*** RECORDS FOR THE EXERCISE
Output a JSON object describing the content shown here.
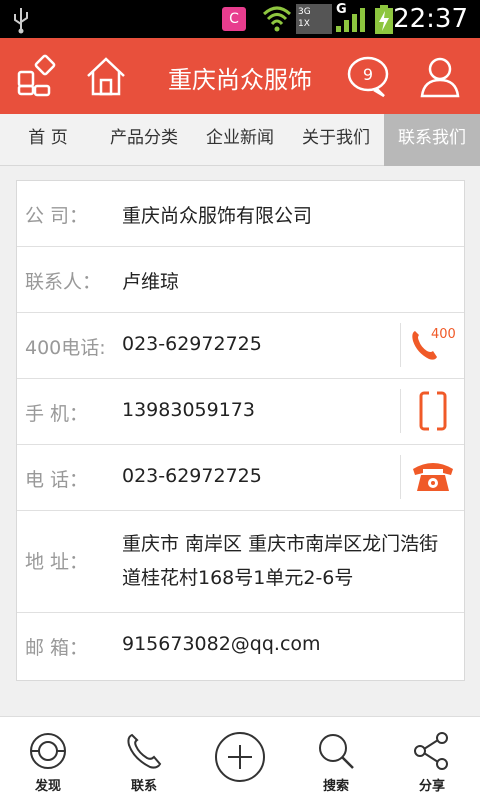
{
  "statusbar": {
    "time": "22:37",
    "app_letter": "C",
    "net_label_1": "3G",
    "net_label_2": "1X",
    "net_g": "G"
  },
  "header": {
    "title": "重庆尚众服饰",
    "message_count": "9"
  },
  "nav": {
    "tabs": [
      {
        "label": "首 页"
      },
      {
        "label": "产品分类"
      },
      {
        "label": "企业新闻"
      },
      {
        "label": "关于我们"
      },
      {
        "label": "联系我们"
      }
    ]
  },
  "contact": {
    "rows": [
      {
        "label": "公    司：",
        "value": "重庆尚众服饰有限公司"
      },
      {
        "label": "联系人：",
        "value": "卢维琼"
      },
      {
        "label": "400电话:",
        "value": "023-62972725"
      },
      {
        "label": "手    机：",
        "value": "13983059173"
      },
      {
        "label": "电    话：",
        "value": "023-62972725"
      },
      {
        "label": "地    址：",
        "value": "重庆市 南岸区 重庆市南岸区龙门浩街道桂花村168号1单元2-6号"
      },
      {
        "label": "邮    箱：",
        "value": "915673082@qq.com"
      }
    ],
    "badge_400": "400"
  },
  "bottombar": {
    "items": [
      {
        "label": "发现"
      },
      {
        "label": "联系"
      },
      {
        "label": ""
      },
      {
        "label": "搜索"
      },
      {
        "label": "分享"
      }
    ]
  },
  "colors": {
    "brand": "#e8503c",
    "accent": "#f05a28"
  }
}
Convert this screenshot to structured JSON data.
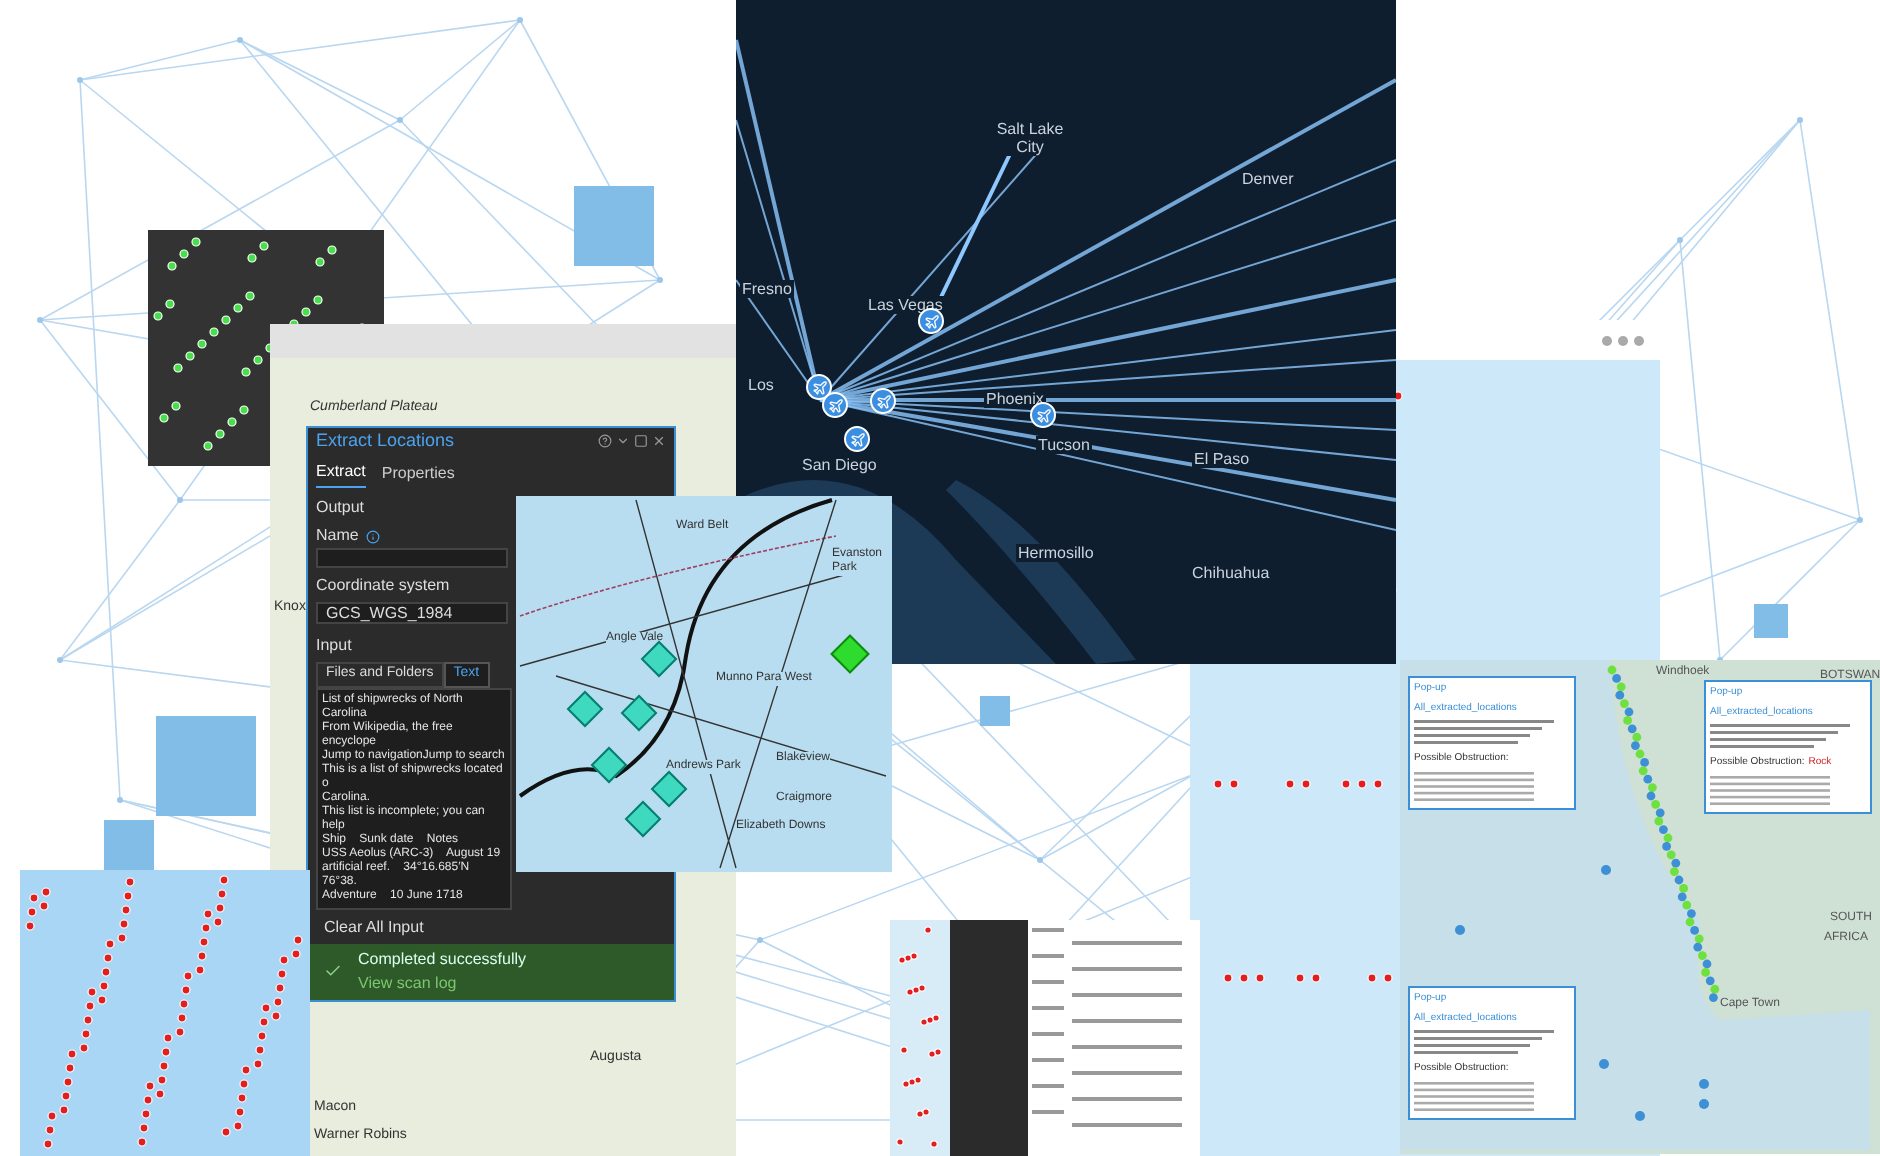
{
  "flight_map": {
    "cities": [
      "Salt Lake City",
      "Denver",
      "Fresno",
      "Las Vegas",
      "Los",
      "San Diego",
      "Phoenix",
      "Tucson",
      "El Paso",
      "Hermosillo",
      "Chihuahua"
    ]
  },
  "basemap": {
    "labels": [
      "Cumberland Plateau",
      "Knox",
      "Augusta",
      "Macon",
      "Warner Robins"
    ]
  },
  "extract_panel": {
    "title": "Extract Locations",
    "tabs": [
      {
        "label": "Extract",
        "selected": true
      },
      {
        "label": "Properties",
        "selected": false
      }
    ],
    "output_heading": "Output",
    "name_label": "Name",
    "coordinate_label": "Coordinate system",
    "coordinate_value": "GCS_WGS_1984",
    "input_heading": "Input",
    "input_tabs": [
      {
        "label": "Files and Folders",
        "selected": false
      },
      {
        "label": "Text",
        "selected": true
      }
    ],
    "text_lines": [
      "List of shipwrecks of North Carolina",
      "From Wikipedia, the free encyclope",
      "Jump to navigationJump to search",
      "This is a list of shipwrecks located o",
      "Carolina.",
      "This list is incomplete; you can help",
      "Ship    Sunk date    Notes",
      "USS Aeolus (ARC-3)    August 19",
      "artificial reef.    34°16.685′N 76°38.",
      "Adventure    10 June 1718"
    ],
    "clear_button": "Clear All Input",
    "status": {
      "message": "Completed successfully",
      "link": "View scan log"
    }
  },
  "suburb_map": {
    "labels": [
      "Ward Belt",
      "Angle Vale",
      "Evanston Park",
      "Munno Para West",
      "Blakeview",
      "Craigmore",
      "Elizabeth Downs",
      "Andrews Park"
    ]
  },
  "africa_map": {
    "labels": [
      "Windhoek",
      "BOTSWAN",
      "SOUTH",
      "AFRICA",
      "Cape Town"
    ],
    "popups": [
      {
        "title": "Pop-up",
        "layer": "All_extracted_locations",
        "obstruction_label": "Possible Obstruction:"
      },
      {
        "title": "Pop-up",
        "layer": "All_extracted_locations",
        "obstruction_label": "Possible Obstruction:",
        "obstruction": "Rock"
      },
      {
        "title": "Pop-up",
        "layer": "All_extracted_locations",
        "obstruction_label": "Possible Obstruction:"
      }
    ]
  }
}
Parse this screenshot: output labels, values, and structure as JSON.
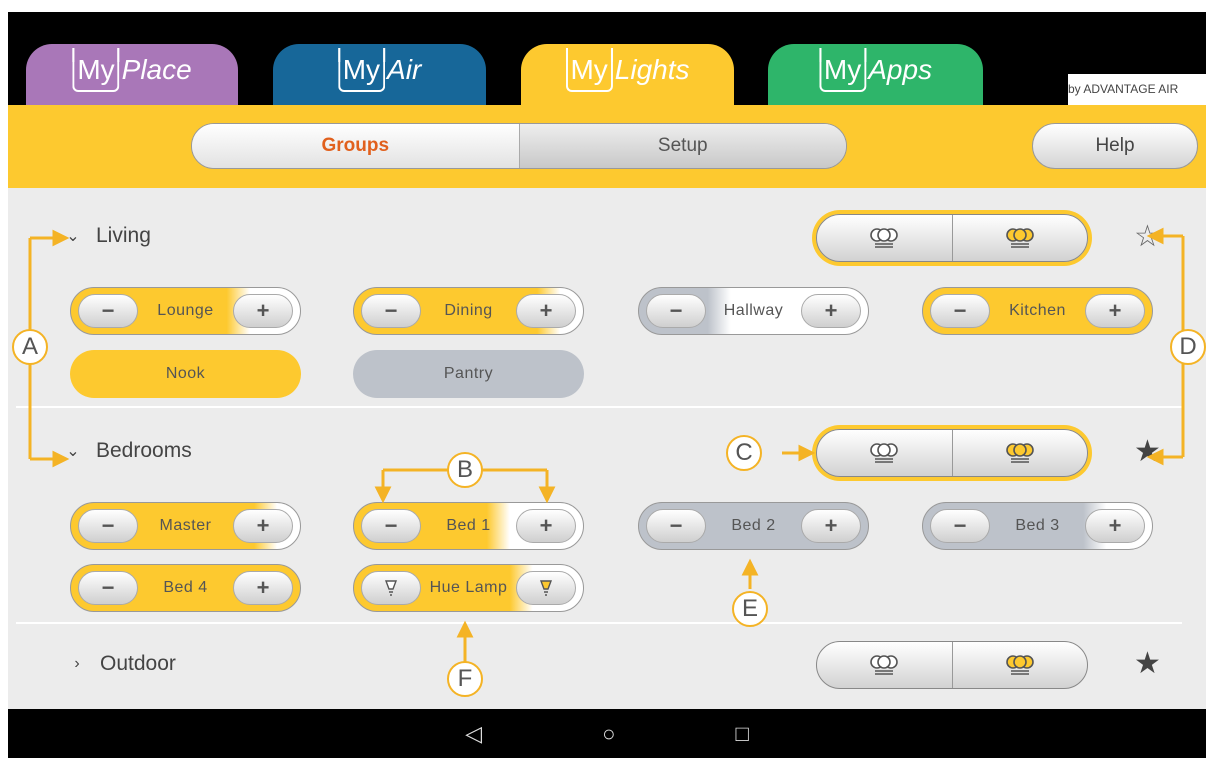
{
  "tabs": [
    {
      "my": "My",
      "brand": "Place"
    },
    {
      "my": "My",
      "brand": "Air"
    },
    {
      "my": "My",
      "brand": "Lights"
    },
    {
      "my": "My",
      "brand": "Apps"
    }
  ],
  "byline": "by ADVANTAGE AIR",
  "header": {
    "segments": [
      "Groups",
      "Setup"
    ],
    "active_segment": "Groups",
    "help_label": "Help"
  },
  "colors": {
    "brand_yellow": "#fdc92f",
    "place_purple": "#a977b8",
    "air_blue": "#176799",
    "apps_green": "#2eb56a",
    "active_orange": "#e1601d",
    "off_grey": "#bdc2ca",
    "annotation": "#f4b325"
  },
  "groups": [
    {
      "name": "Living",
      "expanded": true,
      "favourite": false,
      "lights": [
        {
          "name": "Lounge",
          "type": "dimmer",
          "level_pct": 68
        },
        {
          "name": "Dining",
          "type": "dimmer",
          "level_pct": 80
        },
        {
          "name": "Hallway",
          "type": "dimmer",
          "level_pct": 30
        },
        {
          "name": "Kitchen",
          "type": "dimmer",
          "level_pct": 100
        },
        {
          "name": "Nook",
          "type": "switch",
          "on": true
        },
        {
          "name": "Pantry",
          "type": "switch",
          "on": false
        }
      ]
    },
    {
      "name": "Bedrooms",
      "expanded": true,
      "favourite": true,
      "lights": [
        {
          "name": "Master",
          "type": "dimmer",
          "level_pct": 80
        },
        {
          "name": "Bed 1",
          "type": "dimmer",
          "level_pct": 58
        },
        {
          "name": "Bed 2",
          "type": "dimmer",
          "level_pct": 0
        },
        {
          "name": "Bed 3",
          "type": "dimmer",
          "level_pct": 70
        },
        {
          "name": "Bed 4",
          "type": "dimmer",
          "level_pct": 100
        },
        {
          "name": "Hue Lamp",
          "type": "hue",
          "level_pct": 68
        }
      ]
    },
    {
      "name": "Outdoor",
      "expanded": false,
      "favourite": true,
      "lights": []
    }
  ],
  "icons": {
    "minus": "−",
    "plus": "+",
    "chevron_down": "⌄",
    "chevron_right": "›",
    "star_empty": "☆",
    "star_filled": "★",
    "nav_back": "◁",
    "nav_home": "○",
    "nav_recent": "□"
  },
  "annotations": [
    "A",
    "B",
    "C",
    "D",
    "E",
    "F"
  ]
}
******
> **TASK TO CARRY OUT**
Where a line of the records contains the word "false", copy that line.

> **ANSWER AREA**
        "selected": false
        "selected": false
      "favourite": false,
          "on": false
      "expanded": false,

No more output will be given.